In his fourth exhibition at the Bob Gysin Gallery, Christoph Schreiber presented digital collage-like photography in the classical still-life manner. The Vanitas-images from the 17th century warn the viewer about the ephemeral nature of life through symbolic-charged objects. However, Schreiber’s still-lives hardly evoke the moral tones of the paintings from the Dutch tradition. Instead, they remind the viewer of Shakespeare’s sonnets. Strong emotion flow through those artworks and open up dream-like landscapes, such as in the “Trugschluss” picture: a chopped fish head, carefully arranged on a silver platter, becomes a dragonfly. Schreiber closely examines the fundamental tragedies of life with humour.
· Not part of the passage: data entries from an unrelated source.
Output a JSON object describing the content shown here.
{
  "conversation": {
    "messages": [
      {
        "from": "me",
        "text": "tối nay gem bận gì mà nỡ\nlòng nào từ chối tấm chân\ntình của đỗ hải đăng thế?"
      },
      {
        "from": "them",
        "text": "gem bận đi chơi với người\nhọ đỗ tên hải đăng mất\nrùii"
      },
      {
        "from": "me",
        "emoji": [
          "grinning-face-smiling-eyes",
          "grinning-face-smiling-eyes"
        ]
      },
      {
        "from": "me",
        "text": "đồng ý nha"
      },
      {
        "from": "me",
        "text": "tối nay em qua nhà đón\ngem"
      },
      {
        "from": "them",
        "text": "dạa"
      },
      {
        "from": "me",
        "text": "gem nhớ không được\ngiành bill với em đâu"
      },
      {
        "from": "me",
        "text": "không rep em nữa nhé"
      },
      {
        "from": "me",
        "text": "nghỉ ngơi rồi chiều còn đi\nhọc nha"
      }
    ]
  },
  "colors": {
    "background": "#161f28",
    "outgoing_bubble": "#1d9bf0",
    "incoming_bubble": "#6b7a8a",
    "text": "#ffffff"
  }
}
In Schreiber’s work objects are transformed into something different – they determine a moment of metamorphosis. In the image “Zufrieden Klon” the artist shows a pumpkin between two half-full water glasses. The pumpkin seems unrecognizable; it becomes an organic form, human flesh. Moreover, the question arises as to whether the glasses are half full or half empty. Do they refer to identical twins?
Images define and structure the way we see the world. The constructive nature of images often remains invisible, but not in the works of Christoph Schreiber. He cites, appropriates and collages motifs from our western cultural circle. He playfully combines the subjects from art history with elements from popular culture.